Renaissance in Florence Italy

Beginning in fourteenth-century Italy, Europe went through a transition over 400 years from medieval to modern times known today as the Renaissance, meaning a 'rebirth' or 'revival.' The Renaissance is a nebulous concept for which there is no clear beginning or end. It does, however, usefully mark the complete recovery from the barbarism of the Dark Ages to the new advancement in all fields that transcended the achievements of the great ancient civilizations.

Many different factors at work in the Middle Ages contributed to this revival and new advancement. One was the renewed interest in learning. The first college at Oxford University was founded in 1264. By 1400 there were more than 50 universities in Europe. Education and debate were stimulated by access to ancient texts preserved by the Arabs and freshly translated into Latin.
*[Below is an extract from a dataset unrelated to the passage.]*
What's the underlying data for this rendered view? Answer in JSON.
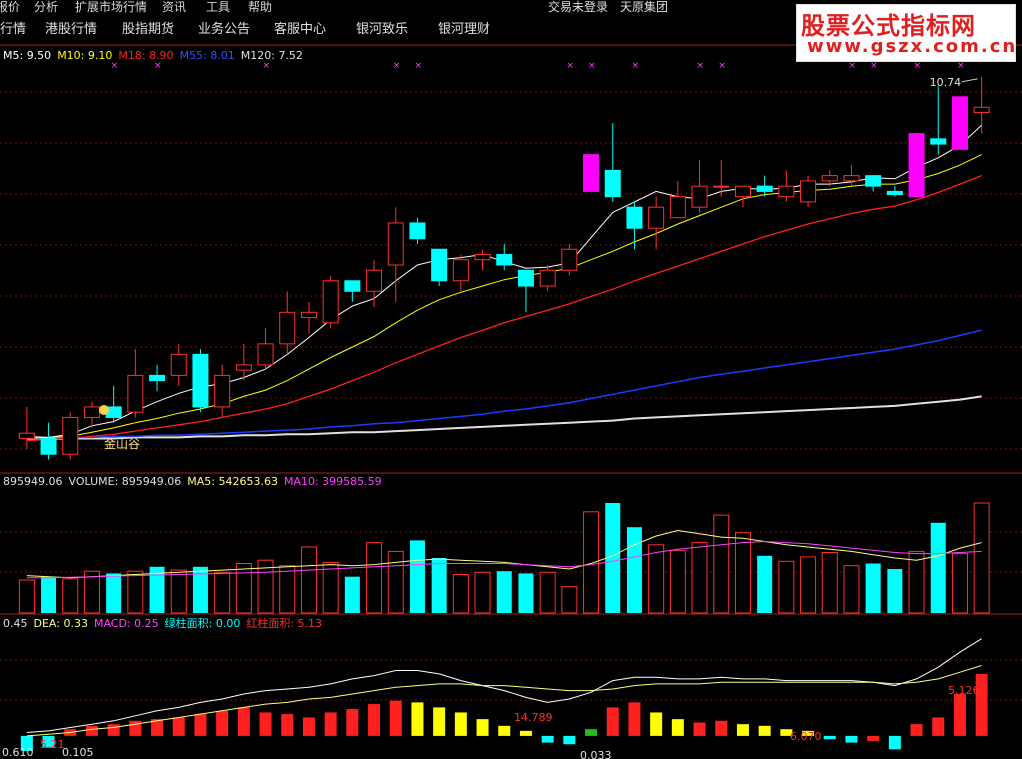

Europeans had made contact with the Arabs in the Holy Land, in Sicily, and in Spain. The rediscovered works of the ancient Greek mathematician Euclid, for example, became the standard for teaching mathematics into the nineteenth century. The Arabs also transmitted a new system for numbers, the concept of the decimal point, and the concept of zero, all invented in India. The spread of learning accelerated rapidly following the invention of the printing press around 1450.

A second factor was the rising standard of living, especially in the great commercial cities of Italy. The Crusades had opened European eyes to the wealth of the East, especially silks, spices, and cotton. The merchants of Venice, Genoa, Florence, and other cities came to dominate the trade between Europe and the Eastern Mediterranean. With the excess wealth they accumulated in business, these merchants began embellishing their homes and cities with art. Sculpture, painting, architecture, music, poetry, and literature found new expression, exhibiting an interest in subjects beyond the religious themes that dominated previously in the Middle Ages. Popular depictions of everyday life, romance, and adventure revealed that European culture was becoming more humanistic and less focused on religion.

The revival was also due to technological progress that led to more efficient production of goods and services. Manufacturing, farming, and trade all improved past the abilities of the ancients. The drive for profits encouraged inventiveness and exploration. A middle class of merchants and craftsmen began grasping political power commensurate with their economic power, at the expense of a declining nobility.

By roughly 1500 the nations of Europe were leading the world in many important technologies. Energies unleashed by the exploration of the world, the search for trade routes, the Protestant Reformation, and continued political competition in Europe itself would make Europe the dominant region of the world within a few centuries.

Throughout the Renaissance, the Italian peninsula was a shifting mosaic of small states, divided by politics and geography. Painting, naturally, reflected regional differences. Artists who trained in local workshops helped retain traditional styles, but other forces, including travel and changing tastes, influenced them in new ways.

The works in this room were painted by artists from three northern cities: Padua, Ferrara, and Venice. In the early 1400s Padua was an important university and humanist center.
Commissions there attracted several artists from Florence, whose works introduced Renaissance innovations to northern Italy. Perhaps the most influential was a series of bronze reliefs by Donatello, completed in 1453. His use of perspective and overlapping planes to create the illusion of depth must have been a revelation to artists accustomed to the decorative but essentially flat style of late Gothic art.

Andrea Mantegna, who probably saw Donatello's work in progress, adopted the orderly, readable space to unify multipanel altarpieces with a single continuous background. And in an influential series of frescoes, he enhanced the viewer’s sense of sharing the picture space by dramatically foreshortening figures and projecting them over the frame.

A member of humanist circles, he made a careful study of ancient art and architecture. Not only did Mantegna pose his figures like statues, he also gave them a stony coolness. Mantegna’s hard surfaces and tense lines influenced, in turn, artists from nearby Ferrara, where the demands of a sophisticated court fueled a distinctive and elegantly artificial style. Venetian artists also worked in Padua, which had been under Venetian control since 1405. Among them was Jacopo Bellini, whose daughter Mantegna married.
Jacopo began to treat his picture space not simply as a surface to be decorated but, as Florentine theorists urged, like a window for the viewer.